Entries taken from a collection

○ ○ ○

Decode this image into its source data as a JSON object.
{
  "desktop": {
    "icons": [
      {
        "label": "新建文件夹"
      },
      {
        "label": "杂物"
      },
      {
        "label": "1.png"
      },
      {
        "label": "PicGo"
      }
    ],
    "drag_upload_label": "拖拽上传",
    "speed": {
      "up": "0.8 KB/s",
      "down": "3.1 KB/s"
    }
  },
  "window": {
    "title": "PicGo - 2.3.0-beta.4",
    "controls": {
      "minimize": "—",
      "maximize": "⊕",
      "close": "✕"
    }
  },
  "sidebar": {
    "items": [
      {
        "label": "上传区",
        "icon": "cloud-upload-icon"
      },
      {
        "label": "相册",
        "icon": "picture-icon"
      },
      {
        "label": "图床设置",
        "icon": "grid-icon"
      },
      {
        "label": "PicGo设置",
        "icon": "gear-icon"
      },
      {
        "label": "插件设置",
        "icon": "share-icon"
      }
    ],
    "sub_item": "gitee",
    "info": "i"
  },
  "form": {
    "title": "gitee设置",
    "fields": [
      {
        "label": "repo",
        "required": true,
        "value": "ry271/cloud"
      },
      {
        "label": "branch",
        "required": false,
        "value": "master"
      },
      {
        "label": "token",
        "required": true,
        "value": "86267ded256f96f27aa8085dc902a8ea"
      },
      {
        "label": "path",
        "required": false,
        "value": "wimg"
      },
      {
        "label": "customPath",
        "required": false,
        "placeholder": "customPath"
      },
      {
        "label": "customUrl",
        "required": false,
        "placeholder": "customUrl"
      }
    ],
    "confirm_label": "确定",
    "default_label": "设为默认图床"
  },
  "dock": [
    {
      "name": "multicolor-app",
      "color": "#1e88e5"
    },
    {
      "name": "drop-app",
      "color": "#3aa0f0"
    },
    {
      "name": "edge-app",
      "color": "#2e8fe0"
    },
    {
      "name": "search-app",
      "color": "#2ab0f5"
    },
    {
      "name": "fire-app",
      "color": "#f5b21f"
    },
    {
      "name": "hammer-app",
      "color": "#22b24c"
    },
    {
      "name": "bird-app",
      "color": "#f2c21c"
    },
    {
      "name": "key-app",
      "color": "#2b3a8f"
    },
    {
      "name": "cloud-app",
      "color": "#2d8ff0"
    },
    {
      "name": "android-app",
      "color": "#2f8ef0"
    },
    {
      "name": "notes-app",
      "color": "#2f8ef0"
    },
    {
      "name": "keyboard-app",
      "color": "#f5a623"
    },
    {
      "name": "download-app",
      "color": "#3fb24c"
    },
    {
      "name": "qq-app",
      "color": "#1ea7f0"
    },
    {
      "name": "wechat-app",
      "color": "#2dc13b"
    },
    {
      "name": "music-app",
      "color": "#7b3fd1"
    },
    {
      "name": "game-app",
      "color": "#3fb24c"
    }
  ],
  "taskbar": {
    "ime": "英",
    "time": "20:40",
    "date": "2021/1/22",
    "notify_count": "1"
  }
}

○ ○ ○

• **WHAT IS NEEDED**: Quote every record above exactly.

• **RESULT FOR THIS TASK**:
Decode this image into its source data as a JSON object.
{
  "desktop": {
    "icons": [
      {
        "label": "新建文件夹"
      },
      {
        "label": "杂物"
      },
      {
        "label": "1.png"
      },
      {
        "label": "PicGo"
      }
    ],
    "drag_upload_label": "拖拽上传",
    "speed": {
      "up": "0.8 KB/s",
      "down": "3.1 KB/s"
    }
  },
  "window": {
    "title": "PicGo - 2.3.0-beta.4",
    "controls": {
      "minimize": "—",
      "maximize": "⊕",
      "close": "✕"
    }
  },
  "sidebar": {
    "items": [
      {
        "label": "上传区",
        "icon": "cloud-upload-icon"
      },
      {
        "label": "相册",
        "icon": "picture-icon"
      },
      {
        "label": "图床设置",
        "icon": "grid-icon"
      },
      {
        "label": "PicGo设置",
        "icon": "gear-icon"
      },
      {
        "label": "插件设置",
        "icon": "share-icon"
      }
    ],
    "sub_item": "gitee",
    "info": "i"
  },
  "form": {
    "title": "gitee设置",
    "fields": [
      {
        "label": "repo",
        "required": true,
        "value": "ry271/cloud"
      },
      {
        "label": "branch",
        "required": false,
        "value": "master"
      },
      {
        "label": "token",
        "required": true,
        "value": "86267ded256f96f27aa8085dc902a8ea"
      },
      {
        "label": "path",
        "required": false,
        "value": "wimg"
      },
      {
        "label": "customPath",
        "required": false,
        "placeholder": "customPath"
      },
      {
        "label": "customUrl",
        "required": false,
        "placeholder": "customUrl"
      }
    ],
    "confirm_label": "确定",
    "default_label": "设为默认图床"
  },
  "dock": [
    {
      "name": "multicolor-app",
      "color": "#1e88e5"
    },
    {
      "name": "drop-app",
      "color": "#3aa0f0"
    },
    {
      "name": "edge-app",
      "color": "#2e8fe0"
    },
    {
      "name": "search-app",
      "color": "#2ab0f5"
    },
    {
      "name": "fire-app",
      "color": "#f5b21f"
    },
    {
      "name": "hammer-app",
      "color": "#22b24c"
    },
    {
      "name": "bird-app",
      "color": "#f2c21c"
    },
    {
      "name": "key-app",
      "color": "#2b3a8f"
    },
    {
      "name": "cloud-app",
      "color": "#2d8ff0"
    },
    {
      "name": "android-app",
      "color": "#2f8ef0"
    },
    {
      "name": "notes-app",
      "color": "#2f8ef0"
    },
    {
      "name": "keyboard-app",
      "color": "#f5a623"
    },
    {
      "name": "download-app",
      "color": "#3fb24c"
    },
    {
      "name": "qq-app",
      "color": "#1ea7f0"
    },
    {
      "name": "wechat-app",
      "color": "#2dc13b"
    },
    {
      "name": "music-app",
      "color": "#7b3fd1"
    },
    {
      "name": "game-app",
      "color": "#3fb24c"
    }
  ],
  "taskbar": {
    "ime": "英",
    "time": "20:40",
    "date": "2021/1/22",
    "notify_count": "1"
  }
}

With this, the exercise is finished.